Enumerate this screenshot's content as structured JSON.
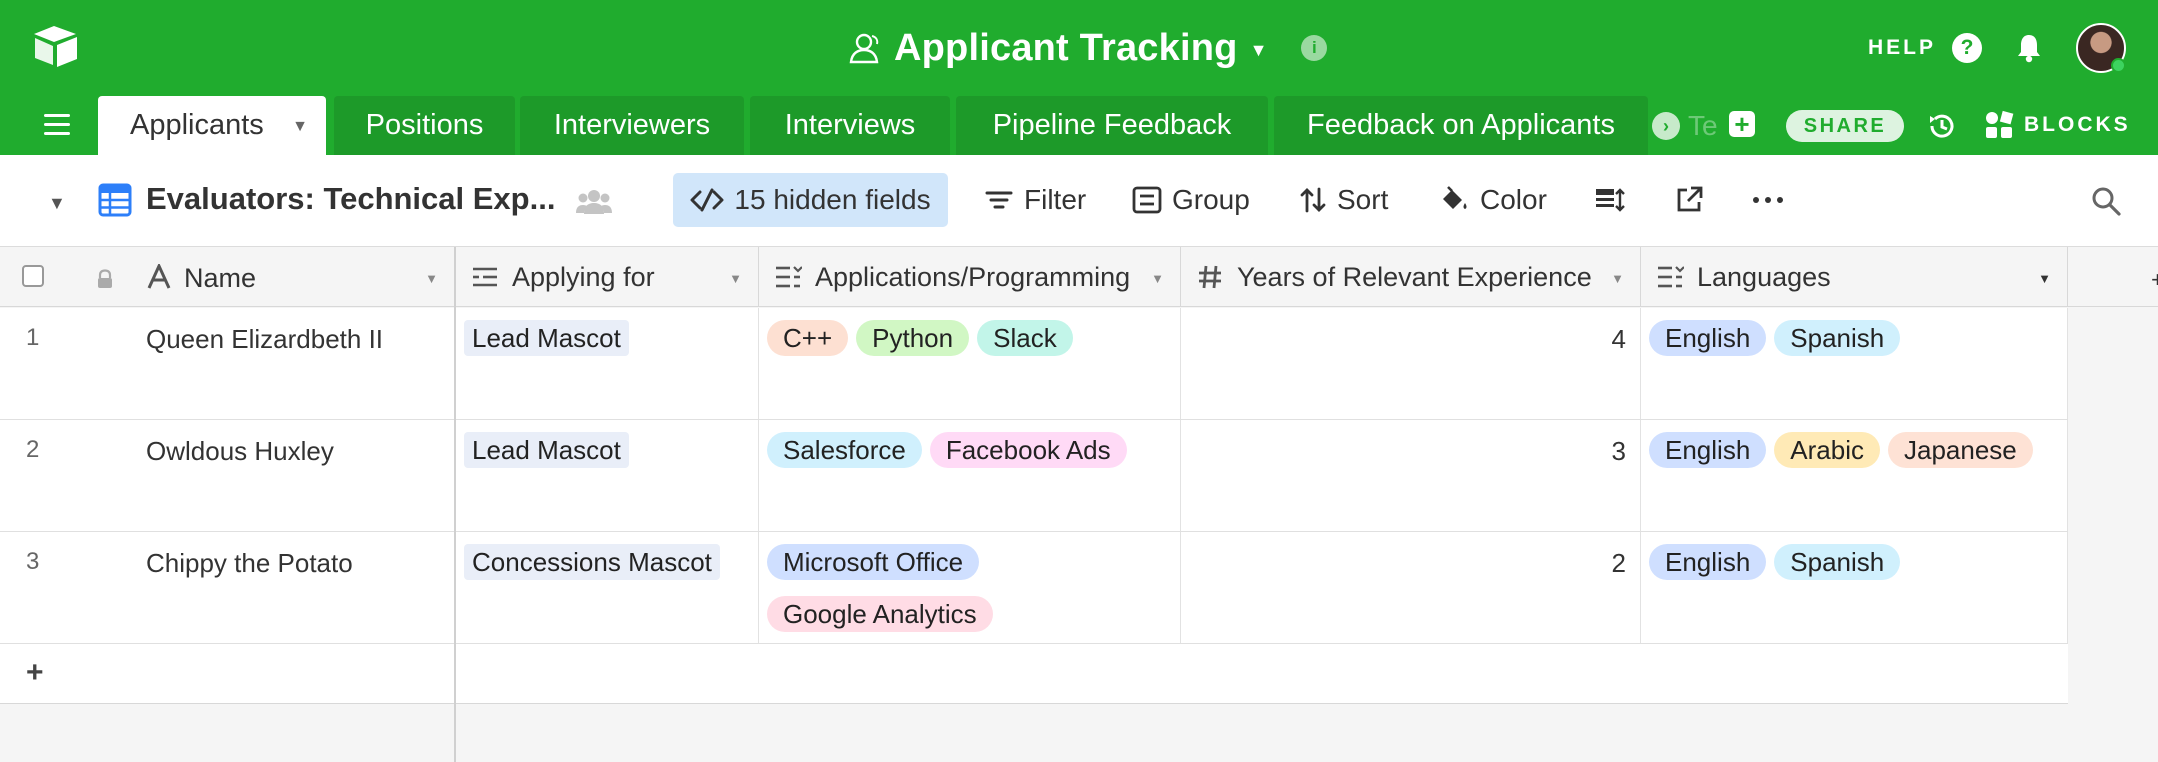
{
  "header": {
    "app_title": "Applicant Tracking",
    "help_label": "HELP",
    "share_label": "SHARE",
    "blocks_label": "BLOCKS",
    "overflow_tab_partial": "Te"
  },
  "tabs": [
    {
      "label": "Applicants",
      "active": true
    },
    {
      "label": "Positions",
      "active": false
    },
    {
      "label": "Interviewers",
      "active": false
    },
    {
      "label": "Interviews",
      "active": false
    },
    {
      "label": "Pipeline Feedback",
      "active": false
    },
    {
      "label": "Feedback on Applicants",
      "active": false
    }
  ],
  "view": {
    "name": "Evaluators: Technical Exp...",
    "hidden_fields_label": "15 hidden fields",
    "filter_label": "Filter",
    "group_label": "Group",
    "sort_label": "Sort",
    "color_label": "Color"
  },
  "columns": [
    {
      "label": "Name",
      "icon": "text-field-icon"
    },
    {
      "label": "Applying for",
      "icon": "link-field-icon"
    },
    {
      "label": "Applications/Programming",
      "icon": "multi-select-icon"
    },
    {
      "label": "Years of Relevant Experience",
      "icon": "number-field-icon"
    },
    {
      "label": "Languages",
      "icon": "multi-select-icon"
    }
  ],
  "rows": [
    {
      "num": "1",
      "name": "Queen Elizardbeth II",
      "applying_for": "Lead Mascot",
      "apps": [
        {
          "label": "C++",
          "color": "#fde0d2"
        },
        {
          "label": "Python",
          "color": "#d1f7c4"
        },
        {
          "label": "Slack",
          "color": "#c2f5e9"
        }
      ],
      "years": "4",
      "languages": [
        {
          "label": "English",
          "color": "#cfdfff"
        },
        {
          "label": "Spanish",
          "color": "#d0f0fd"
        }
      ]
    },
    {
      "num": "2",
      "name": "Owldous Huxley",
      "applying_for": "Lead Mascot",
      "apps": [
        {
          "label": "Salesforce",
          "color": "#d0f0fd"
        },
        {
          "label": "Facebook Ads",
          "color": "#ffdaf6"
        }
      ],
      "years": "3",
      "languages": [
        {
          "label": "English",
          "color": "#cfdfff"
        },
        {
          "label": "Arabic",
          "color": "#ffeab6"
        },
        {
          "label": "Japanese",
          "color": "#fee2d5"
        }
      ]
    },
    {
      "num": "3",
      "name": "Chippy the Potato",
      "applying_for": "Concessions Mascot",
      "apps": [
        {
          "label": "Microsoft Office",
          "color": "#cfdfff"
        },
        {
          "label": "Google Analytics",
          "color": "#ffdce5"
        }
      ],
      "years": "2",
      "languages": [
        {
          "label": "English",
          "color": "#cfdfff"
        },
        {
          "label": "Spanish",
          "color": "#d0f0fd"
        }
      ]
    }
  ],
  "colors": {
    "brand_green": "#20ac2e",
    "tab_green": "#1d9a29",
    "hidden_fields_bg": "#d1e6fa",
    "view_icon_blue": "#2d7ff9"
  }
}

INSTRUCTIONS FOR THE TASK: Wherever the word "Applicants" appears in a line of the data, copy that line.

RESPONSE TO THIS TASK:
      "label": "Applicants",
      "label": "Feedback on Applicants",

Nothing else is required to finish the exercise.